DATA START
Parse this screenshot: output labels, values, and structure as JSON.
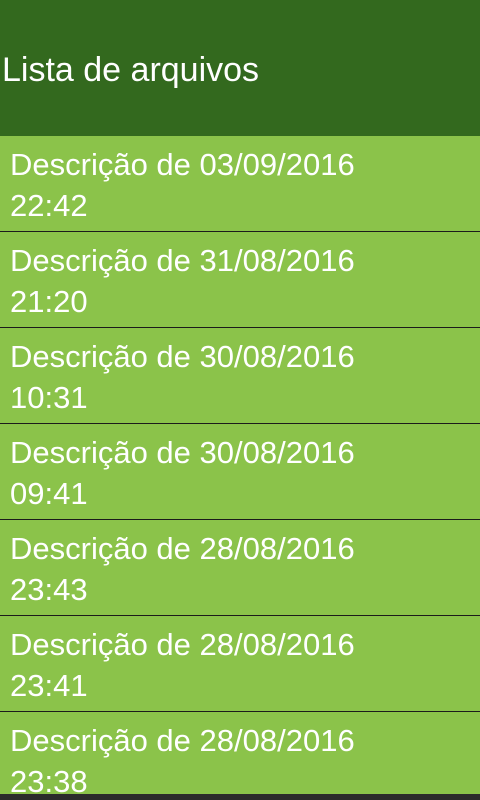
{
  "app_bar": {
    "title": "Lista de arquivos"
  },
  "files": [
    {
      "label": "Descrição de 03/09/2016 22:42"
    },
    {
      "label": "Descrição de 31/08/2016 21:20"
    },
    {
      "label": "Descrição de 30/08/2016 10:31"
    },
    {
      "label": "Descrição de 30/08/2016 09:41"
    },
    {
      "label": "Descrição de 28/08/2016 23:43"
    },
    {
      "label": "Descrição de 28/08/2016 23:41"
    },
    {
      "label": "Descrição de 28/08/2016 23:38"
    }
  ],
  "colors": {
    "app_bar": "#33691e",
    "list_item": "#8bc34a",
    "divider": "#1b1b1b",
    "text": "#ffffff"
  }
}
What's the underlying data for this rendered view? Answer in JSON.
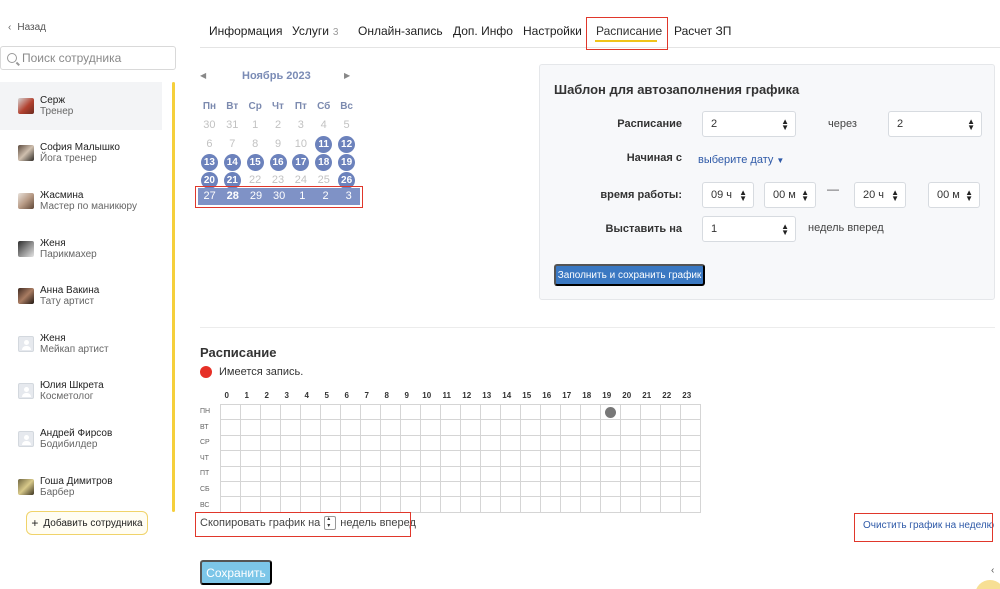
{
  "sidebar": {
    "back_label": "Назад",
    "search_placeholder": "Поиск сотрудника",
    "employees": [
      {
        "name": "Серж",
        "role": "Тренер"
      },
      {
        "name": "София Малышко",
        "role": "Йога тренер"
      },
      {
        "name": "Жасмина",
        "role": "Мастер по маникюру"
      },
      {
        "name": "Женя",
        "role": "Парикмахер"
      },
      {
        "name": "Анна Вакина",
        "role": "Тату артист"
      },
      {
        "name": "Женя",
        "role": "Мейкап артист"
      },
      {
        "name": "Юлия Шкрета",
        "role": "Косметолог"
      },
      {
        "name": "Андрей Фирсов",
        "role": "Бодибилдер"
      },
      {
        "name": "Гоша Димитров",
        "role": "Барбер"
      }
    ],
    "add_label": "Добавить сотрудника"
  },
  "tabs": [
    {
      "label": "Информация"
    },
    {
      "label": "Услуги",
      "count": "3"
    },
    {
      "label": "Онлайн-запись"
    },
    {
      "label": "Доп. Инфо"
    },
    {
      "label": "Настройки"
    },
    {
      "label": "Расписание",
      "active": true
    },
    {
      "label": "Расчет ЗП"
    }
  ],
  "calendar": {
    "month_title": "Ноябрь 2023",
    "weekdays": [
      "Пн",
      "Вт",
      "Ср",
      "Чт",
      "Пт",
      "Сб",
      "Вс"
    ],
    "weeks": [
      [
        "30",
        "31",
        "1",
        "2",
        "3",
        "4",
        "5"
      ],
      [
        "6",
        "7",
        "8",
        "9",
        "10",
        "11",
        "12"
      ],
      [
        "13",
        "14",
        "15",
        "16",
        "17",
        "18",
        "19"
      ],
      [
        "20",
        "21",
        "22",
        "23",
        "24",
        "25",
        "26"
      ]
    ],
    "selected_week": [
      "27",
      "28",
      "29",
      "30",
      "1",
      "2",
      "3"
    ]
  },
  "template": {
    "title": "Шаблон для автозаполнения графика",
    "schedule_label": "Расписание",
    "schedule_value": "2",
    "through_label": "через",
    "through_value": "2",
    "start_label": "Начиная с",
    "start_value": "выберите дату",
    "work_time_label": "время работы:",
    "start_hour": "09 ч",
    "start_min": "00 м",
    "dash": "—",
    "end_hour": "20 ч",
    "end_min": "00 м",
    "set_for_label": "Выставить на",
    "set_for_value": "1",
    "weeks_ahead_label": "недель вперед",
    "fill_button": "Заполнить и сохранить график"
  },
  "schedule": {
    "title": "Расписание",
    "legend_text": "Имеется запись.",
    "hours": [
      "0",
      "1",
      "2",
      "3",
      "4",
      "5",
      "6",
      "7",
      "8",
      "9",
      "10",
      "11",
      "12",
      "13",
      "14",
      "15",
      "16",
      "17",
      "18",
      "19",
      "20",
      "21",
      "22",
      "23"
    ],
    "days": [
      "ПН",
      "ВТ",
      "СР",
      "ЧТ",
      "ПТ",
      "СБ",
      "ВС"
    ],
    "copy_prefix": "Скопировать график на",
    "copy_suffix": "недель вперед",
    "clear_link": "Очистить график на неделю",
    "save_button": "Сохранить"
  },
  "colors": {
    "accent": "#f0c419",
    "annotation": "#e0372b",
    "calendar_selected": "#6c82bc",
    "primary_button": "#3a78c2",
    "save_button": "#7cc6e8",
    "booking_dot": "#e63027"
  }
}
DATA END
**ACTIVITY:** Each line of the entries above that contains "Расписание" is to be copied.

**ANSWER AREA:**
      "label": "Расписание",
    "schedule_label": "Расписание",
    "title": "Расписание",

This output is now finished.